WHAT IS EXPECTED.
Copy each line from the data that has the word "thumbnail" in it.

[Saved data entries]

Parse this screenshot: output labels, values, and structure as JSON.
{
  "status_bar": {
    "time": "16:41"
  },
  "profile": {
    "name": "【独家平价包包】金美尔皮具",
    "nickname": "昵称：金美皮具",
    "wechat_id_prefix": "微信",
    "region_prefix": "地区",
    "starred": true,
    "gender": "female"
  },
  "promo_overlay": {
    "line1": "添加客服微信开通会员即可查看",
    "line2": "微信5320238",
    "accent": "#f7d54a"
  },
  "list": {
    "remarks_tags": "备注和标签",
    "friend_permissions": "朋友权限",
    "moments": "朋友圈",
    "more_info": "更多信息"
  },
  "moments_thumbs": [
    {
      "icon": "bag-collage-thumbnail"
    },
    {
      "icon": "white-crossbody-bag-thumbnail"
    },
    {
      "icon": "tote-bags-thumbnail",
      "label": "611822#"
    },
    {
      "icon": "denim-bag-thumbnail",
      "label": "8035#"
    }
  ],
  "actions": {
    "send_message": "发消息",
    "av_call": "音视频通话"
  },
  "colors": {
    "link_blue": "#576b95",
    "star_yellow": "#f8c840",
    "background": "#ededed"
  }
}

SOLVED EXERCISE.
      "icon": "bag-collage-thumbnail"
      "icon": "white-crossbody-bag-thumbnail"
      "icon": "tote-bags-thumbnail",
      "icon": "denim-bag-thumbnail",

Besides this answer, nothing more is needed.